Lottery is a game where players pay for tickets and have the chance to win prizes if their numbers match those drawn by a machine. These prizes may range from cash or goods to a free vacation or a house. The purchase of lottery tickets can be rational if the entertainment value or other non-monetary benefits exceed the disutility of a monetary loss. Lotteries are widely considered to be a form of gambling.
Although the casting of lots for making decisions and determining fates has a long history, modern lotteries were first held in the 17th century to raise funds for a wide variety of public purposes, including roads, churches, libraries, canals, and colleges. Many of these lotteries were popular in colonial America, where they were seen as a painless alternative to taxes.
Since the mid-20th century, the popularity of state-sponsored lotteries has grown dramatically. They are now the second largest source of government revenue, behind only income taxes. The growth of lotteries has given rise to a number of criticisms, including problems with compulsive gamblers and their regressive impact on lower-income households.
Lotteries are often advertised as a way to help the poor, but research shows that the vast majority of lotto ticket purchasers come from middle- and upper-income neighborhoods. The regressive nature of the lotteries is obscured by the message that the games are meant to be fun and that people should not take them too seriously.
Some economists believe that the purchase of lottery tickets can be explained by the concept of risk-seeking behavior. However, this explanation does not account for the fact that the prizes in lottery games are usually quite large. In addition, it does not account for the fact that lottery purchases can be made even when the expected gain is zero, as is the case with scratch-off games. A more general decision model based on the utility functions defined on things other than lottery outcomes can better account for these behaviors.

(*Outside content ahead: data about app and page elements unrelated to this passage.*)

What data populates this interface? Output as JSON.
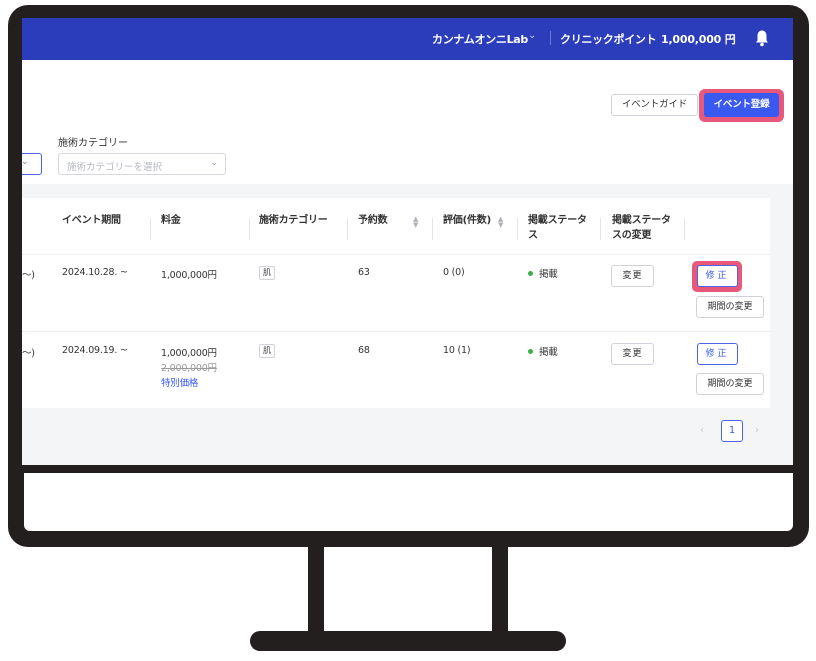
{
  "header": {
    "clinic_name": "カンナムオンニLab",
    "clinic_chevron": "⌄",
    "points_label": "クリニックポイント",
    "points_value": "1,000,000 円",
    "points_chevron": "›"
  },
  "actions": {
    "guide_label": "イベントガイド",
    "register_label": "イベント登録"
  },
  "filter": {
    "category_label": "施術カテゴリー",
    "category_placeholder": "施術カテゴリーを選択"
  },
  "table": {
    "headers": {
      "period": "イベント期間",
      "price": "料金",
      "category": "施術カテゴリー",
      "reservations": "予約数",
      "rating": "評価(件数)",
      "status_line1": "掲載ステータ",
      "status_line2": "ス",
      "change_line1": "掲載ステータ",
      "change_line2": "スの変更"
    },
    "rows": [
      {
        "name_tail": "〜)",
        "period": "2024.10.28. ~",
        "price": "1,000,000円",
        "category_tag": "肌",
        "reservations": "63",
        "rating": "0 (0)",
        "status": "掲載",
        "change_label": "変更",
        "edit_label": "修正",
        "period_change_label": "期間の変更"
      },
      {
        "name_tail": "〜)",
        "period": "2024.09.19. ~",
        "price": "1,000,000円",
        "original_price": "2,000,000円",
        "special_label": "特別価格",
        "category_tag": "肌",
        "reservations": "68",
        "rating": "10 (1)",
        "status": "掲載",
        "change_label": "変更",
        "edit_label": "修正",
        "period_change_label": "期間の変更"
      }
    ]
  },
  "pagination": {
    "prev": "‹",
    "current": "1",
    "next": "›"
  },
  "colors": {
    "header_bg": "#2b3dbb",
    "accent": "#3a59f1",
    "highlight": "#e8587a",
    "status_dot": "#3cb043"
  },
  "icons": {
    "bell": "bell-icon",
    "sort": "sort-icon"
  }
}
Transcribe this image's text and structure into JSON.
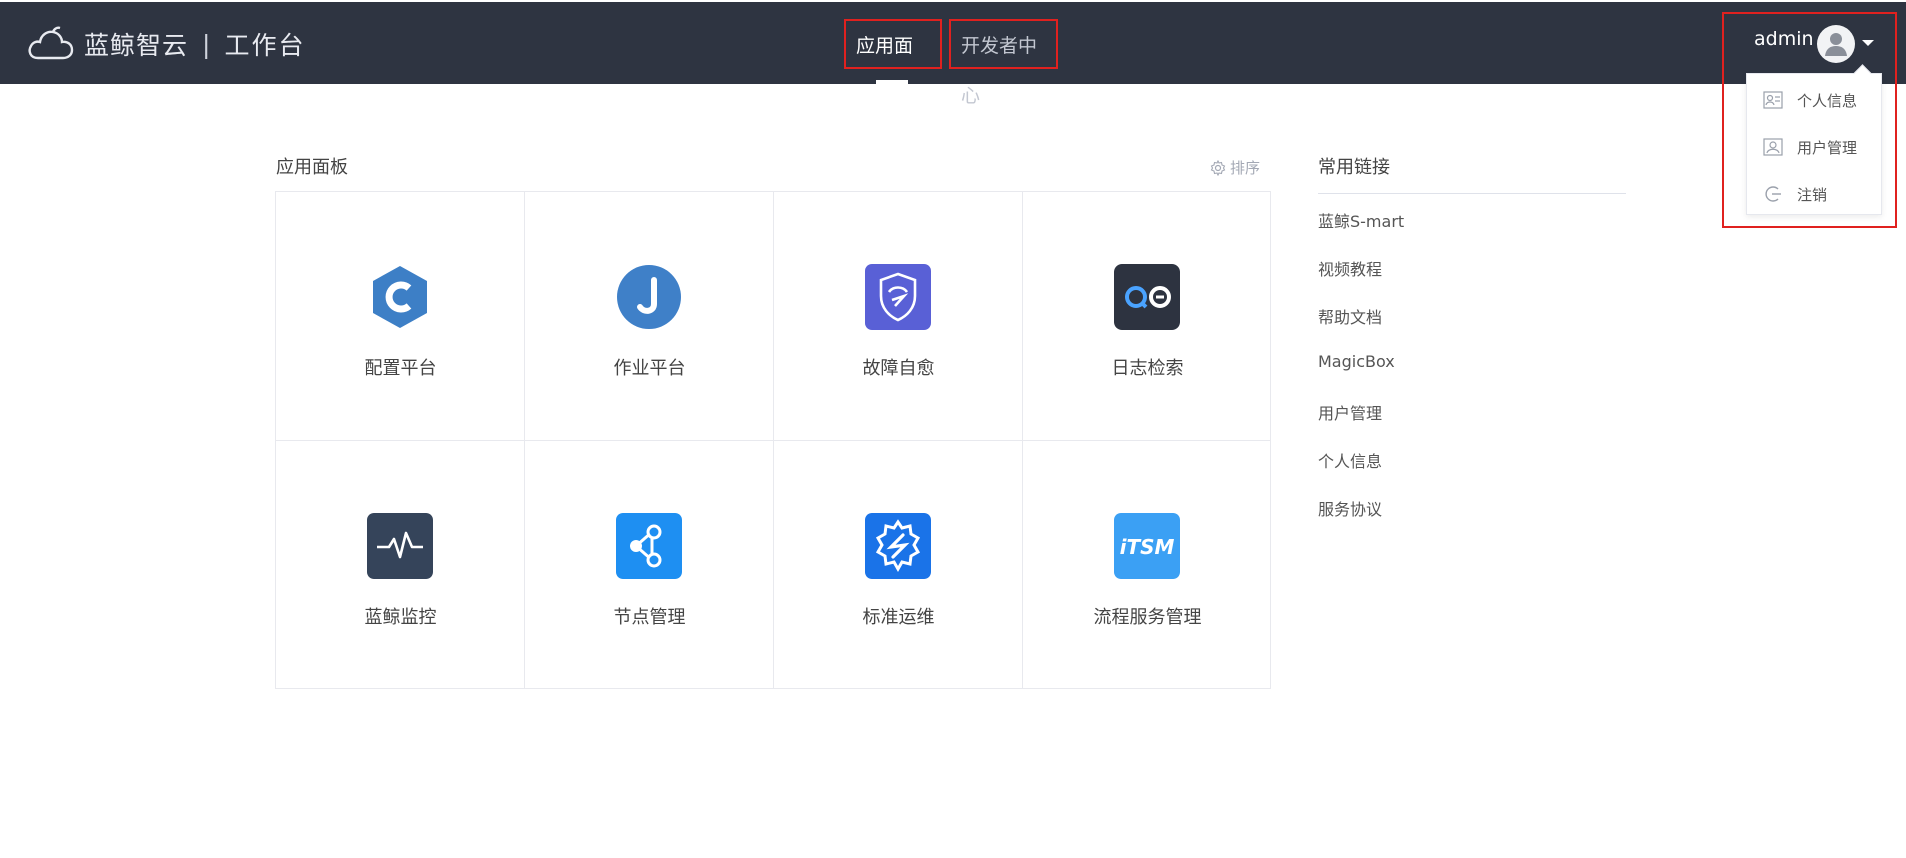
{
  "header": {
    "brand_name": "蓝鲸智云",
    "brand_sep": "|",
    "brand_sub": "工作台",
    "nav": [
      {
        "label": "应用面板",
        "active": true
      },
      {
        "label": "开发者中心",
        "active": false
      }
    ],
    "user": {
      "name": "admin",
      "menu": [
        {
          "label": "个人信息",
          "icon": "id-card-icon"
        },
        {
          "label": "用户管理",
          "icon": "user-card-icon"
        },
        {
          "label": "注销",
          "icon": "logout-icon"
        }
      ]
    }
  },
  "panel": {
    "title": "应用面板",
    "sort_label": "排序",
    "apps": [
      {
        "label": "配置平台",
        "icon": "config-platform-icon",
        "color": "#3d7fc6"
      },
      {
        "label": "作业平台",
        "icon": "job-platform-icon",
        "color": "#3f80c8"
      },
      {
        "label": "故障自愈",
        "icon": "fault-selfheal-icon",
        "color": "#5960d6"
      },
      {
        "label": "日志检索",
        "icon": "log-search-icon",
        "color": "#2d3340"
      },
      {
        "label": "蓝鲸监控",
        "icon": "monitor-icon",
        "color": "#35445a"
      },
      {
        "label": "节点管理",
        "icon": "node-manage-icon",
        "color": "#1e8ff2"
      },
      {
        "label": "标准运维",
        "icon": "standard-ops-icon",
        "color": "#1a73e8"
      },
      {
        "label": "流程服务管理",
        "icon": "itsm-icon",
        "color": "#3ba0f4"
      }
    ]
  },
  "links": {
    "title": "常用链接",
    "items": [
      "蓝鲸S-mart",
      "视频教程",
      "帮助文档",
      "MagicBox",
      "用户管理",
      "个人信息",
      "服务协议"
    ]
  }
}
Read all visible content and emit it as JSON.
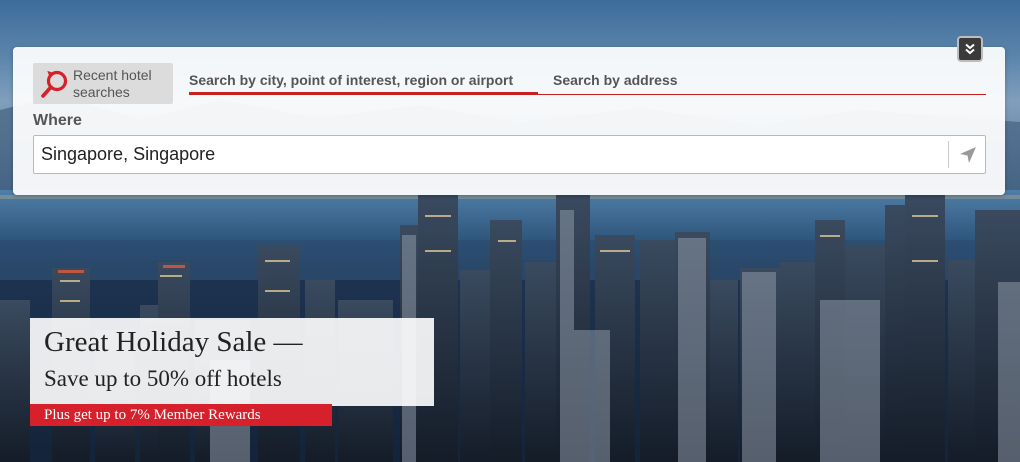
{
  "search": {
    "recent_label": "Recent hotel searches",
    "tabs": [
      {
        "label": "Search by city, point of interest, region or airport",
        "active": true
      },
      {
        "label": "Search by address",
        "active": false
      }
    ],
    "where_label": "Where",
    "where_value": "Singapore, Singapore"
  },
  "promo": {
    "title": "Great Holiday Sale —",
    "subtitle": "Save up to 50% off hotels",
    "rewards": "Plus get up to 7% Member Rewards"
  },
  "icons": {
    "recent": "search-history-icon",
    "collapse": "double-chevron-down-icon",
    "locate": "location-arrow-icon"
  },
  "colors": {
    "accent": "#c8201e",
    "rewards_bg": "#d6202b"
  }
}
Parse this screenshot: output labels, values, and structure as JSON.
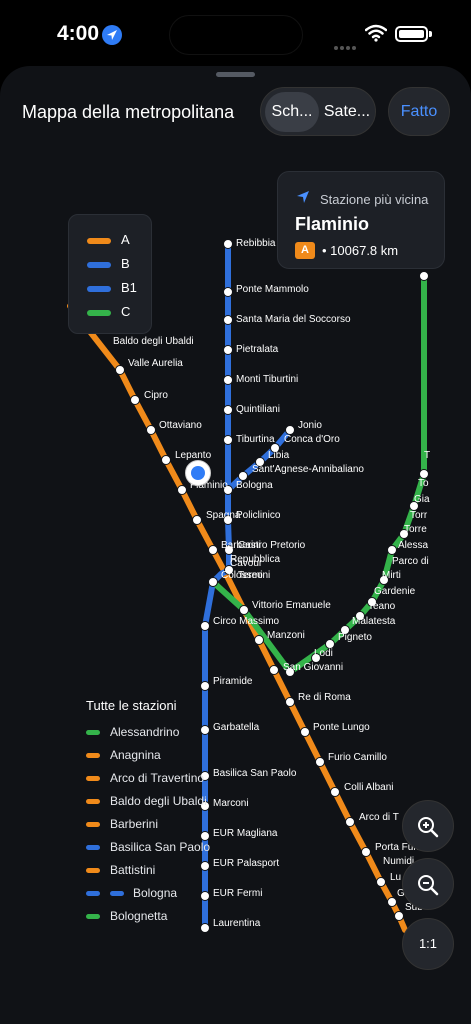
{
  "status": {
    "time": "4:00"
  },
  "header": {
    "title": "Mappa della metropolitana",
    "segments": [
      "Sch...",
      "Sate..."
    ],
    "done_label": "Fatto"
  },
  "legend": [
    {
      "label": "A",
      "color": "#f08a1a"
    },
    {
      "label": "B",
      "color": "#2f6fdb"
    },
    {
      "label": "B1",
      "color": "#2f6fdb"
    },
    {
      "label": "C",
      "color": "#34b34a"
    }
  ],
  "nearest": {
    "header": "Stazione più vicina",
    "name": "Flaminio",
    "line": "A",
    "distance": "• 10067.8 km"
  },
  "map_labels": {
    "rebibbia": "Rebibbia",
    "ponte_mammolo": "Ponte Mammolo",
    "santa_maria": "Santa Maria del Soccorso",
    "pietralata": "Pietralata",
    "monti_tiburtini": "Monti Tiburtini",
    "quintiliani": "Quintiliani",
    "tiburtina": "Tiburtina",
    "jonio": "Jonio",
    "conca_oro": "Conca d'Oro",
    "libia": "Libia",
    "santagnese": "Sant'Agnese-Annibaliano",
    "bologna": "Bologna",
    "policlinico": "Policlinico",
    "castro_pretorio": "Castro Pretorio",
    "repubblica": "Repubblica",
    "barberini": "Barberini",
    "cavour": "Cavour",
    "termini": "Termini",
    "colosseo": "Colosseo",
    "vittorio": "Vittorio Emanuele",
    "manzoni": "Manzoni",
    "circo_massimo": "Circo Massimo",
    "piramide": "Piramide",
    "garbatella": "Garbatella",
    "basilica_sp": "Basilica San Paolo",
    "marconi": "Marconi",
    "eur_magliana": "EUR Magliana",
    "eur_palasport": "EUR Palasport",
    "eur_fermi": "EUR Fermi",
    "laurentina": "Laurentina",
    "baldo": "Baldo degli Ubaldi",
    "valle_aurelia": "Valle Aurelia",
    "cipro": "Cipro",
    "ottaviano": "Ottaviano",
    "lepanto": "Lepanto",
    "flaminio": "Flaminio",
    "spagna": "Spagna",
    "san_giovanni": "San Giovanni",
    "re_di_roma": "Re di Roma",
    "ponte_lungo": "Ponte Lungo",
    "furio_camillo": "Furio Camillo",
    "colli_albani": "Colli Albani",
    "arco_di_t": "Arco di T",
    "porta_furba": "Porta Furb",
    "numidio": "Numidi",
    "lu": "Lu",
    "g": "G",
    "subaugusta": "Sub",
    "lodi": "Lodi",
    "pigneto": "Pigneto",
    "malatesta": "Malatesta",
    "teano": "Teano",
    "gardenie": "Gardenie",
    "mirti": "Mirti",
    "parco": "Parco di",
    "alessandrino_m": "Alessa",
    "torre1": "Torre",
    "torre2": "Torr",
    "gia": "Gia",
    "to": "To",
    "t": "T"
  },
  "all_stations": {
    "title": "Tutte le stazioni",
    "items": [
      {
        "label": "Alessandrino",
        "colors": [
          "#34b34a"
        ]
      },
      {
        "label": "Anagnina",
        "colors": [
          "#f08a1a"
        ]
      },
      {
        "label": "Arco di Travertino",
        "colors": [
          "#f08a1a"
        ]
      },
      {
        "label": "Baldo degli Ubaldi",
        "colors": [
          "#f08a1a"
        ]
      },
      {
        "label": "Barberini",
        "colors": [
          "#f08a1a"
        ]
      },
      {
        "label": "Basilica San Paolo",
        "colors": [
          "#2f6fdb"
        ]
      },
      {
        "label": "Battistini",
        "colors": [
          "#f08a1a"
        ]
      },
      {
        "label": "Bologna",
        "colors": [
          "#2f6fdb",
          "#2f6fdb"
        ]
      },
      {
        "label": "Bolognetta",
        "colors": [
          "#34b34a"
        ]
      }
    ]
  },
  "zoom": {
    "in_icon": "zoom-in-icon",
    "out_icon": "zoom-out-icon",
    "reset_label": "1:1"
  }
}
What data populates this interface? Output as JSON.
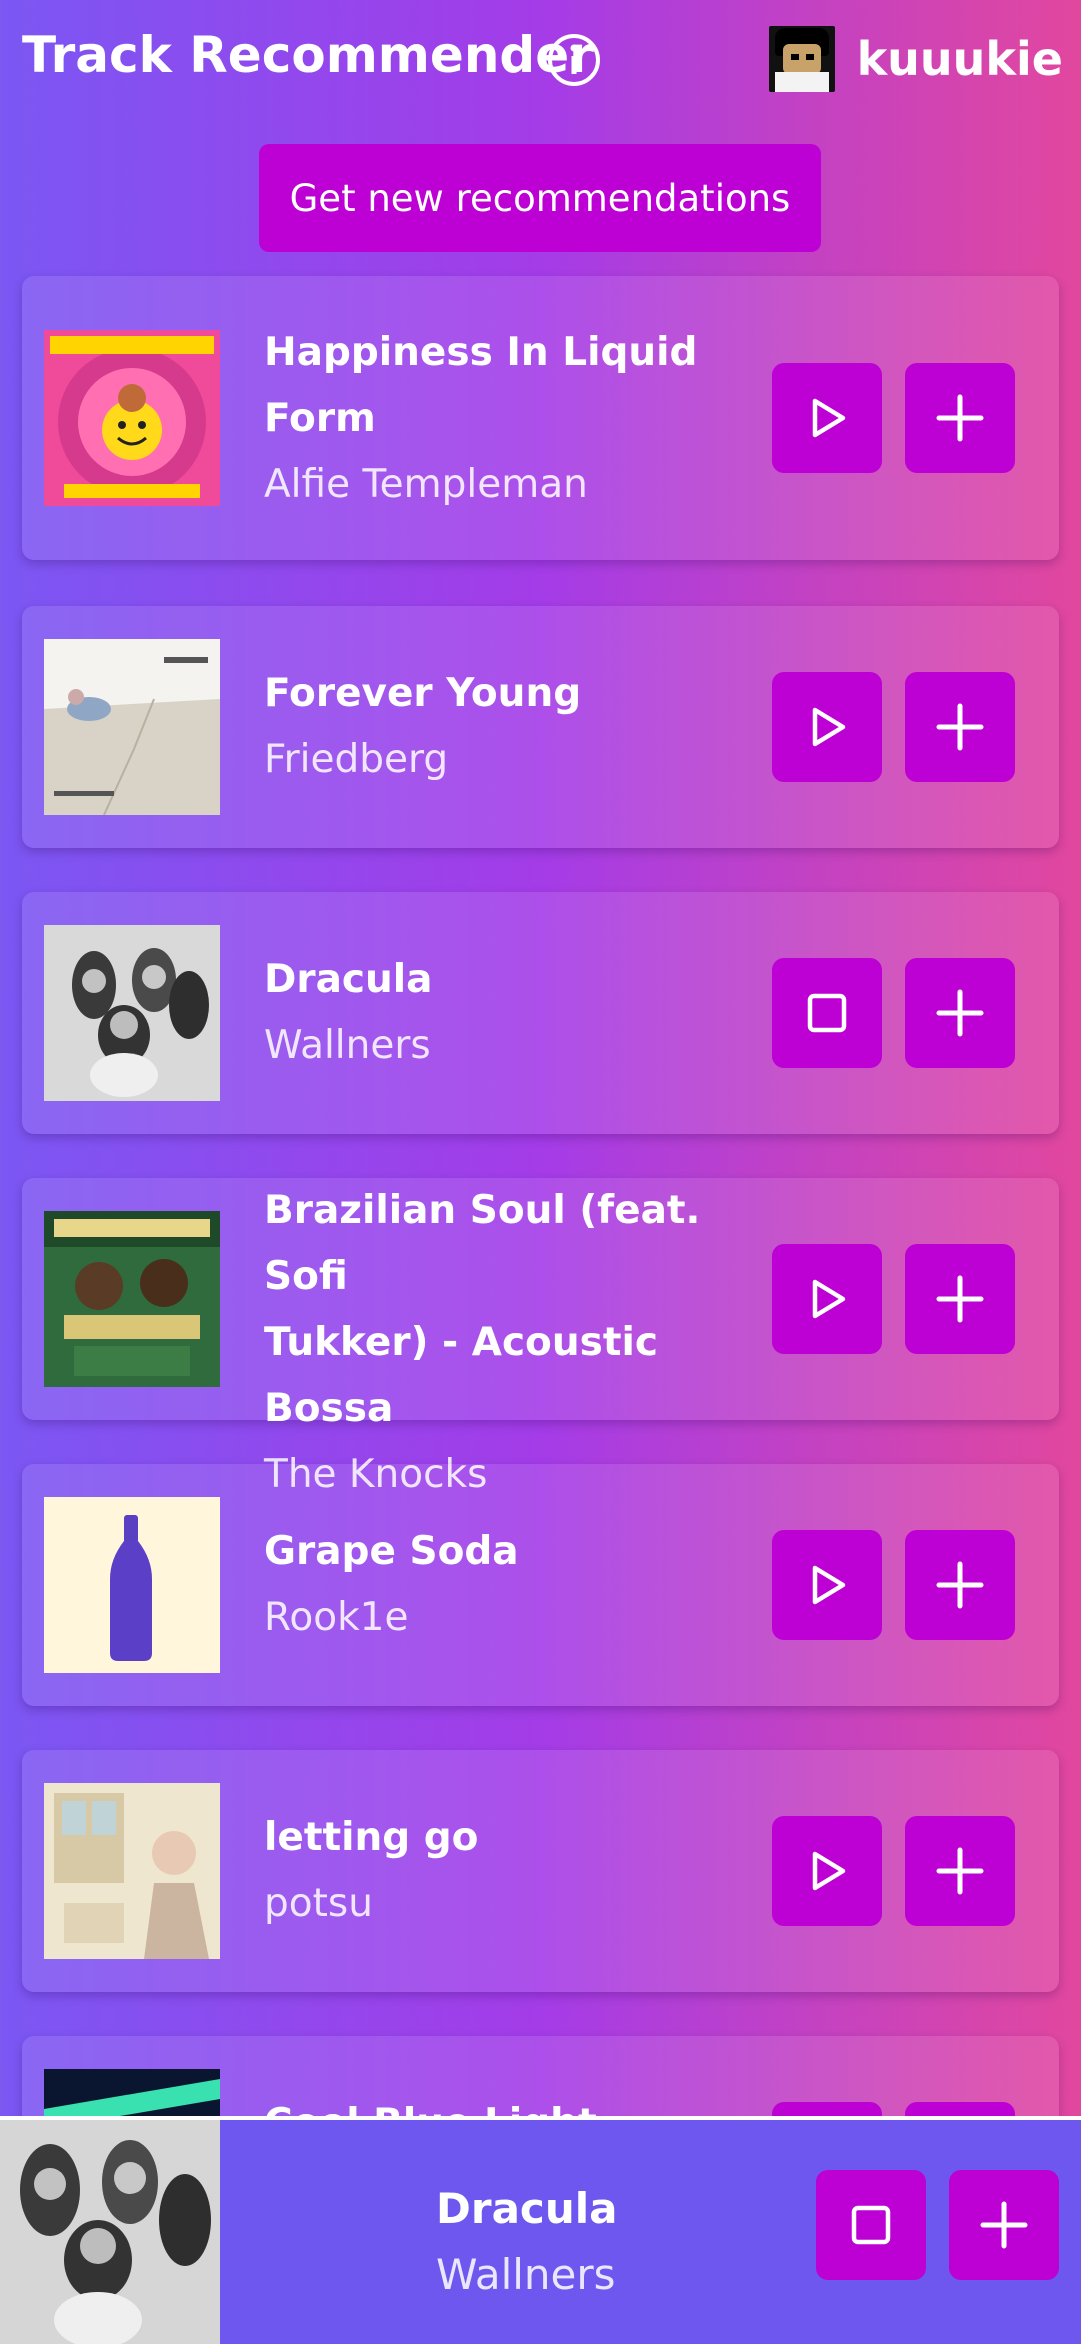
{
  "header": {
    "title": "Track Recommender",
    "username": "kuuukie"
  },
  "actions": {
    "get_new": "Get new recommendations"
  },
  "tracks": [
    {
      "title_lines": [
        "Happiness In Liquid",
        "Form"
      ],
      "artist": "Alfie Templeman",
      "state": "play"
    },
    {
      "title_lines": [
        "Forever Young"
      ],
      "artist": "Friedberg",
      "state": "play"
    },
    {
      "title_lines": [
        "Dracula"
      ],
      "artist": "Wallners",
      "state": "stop"
    },
    {
      "title_lines": [
        "Brazilian Soul (feat. Sofi",
        "Tukker) - Acoustic Bossa"
      ],
      "artist": "The Knocks",
      "state": "play"
    },
    {
      "title_lines": [
        "Grape Soda"
      ],
      "artist": "Rook1e",
      "state": "play"
    },
    {
      "title_lines": [
        "letting go"
      ],
      "artist": "potsu",
      "state": "play"
    },
    {
      "title_lines": [
        "Cool Blue Light"
      ],
      "artist": "",
      "state": "play"
    }
  ],
  "now_playing": {
    "title": "Dracula",
    "artist": "Wallners",
    "state": "stop"
  },
  "colors": {
    "accent": "#bd00d3",
    "now_playing_bg": "#6e57ef"
  }
}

Most experts recommend that people who are interested in playing the lottery should stick to their day jobs and only play for the big prize categories. This way they can minimize their chances of becoming a compulsive gambler and also maintain a reasonable level of financial discipline. If they do happen to win, then it is best to invest the money in a well-diversified portfolio of stocks and bonds. Otherwise, the winnings should be used to pay off debt and build an emergency fund. Moreover, those who are serious about winning should consider hiring a professional lottery consultant to maximize their chances of success. In this way, they can avoid common mistakes that most lottery winners make and increase their chances of winning. For example, they should choose the right number combinations and avoid those that end with the same digit or fall in a particular cluster. Lottery consultants can help them to select a winning combination. They can also guide them in developing a sensible strategy for buying tickets.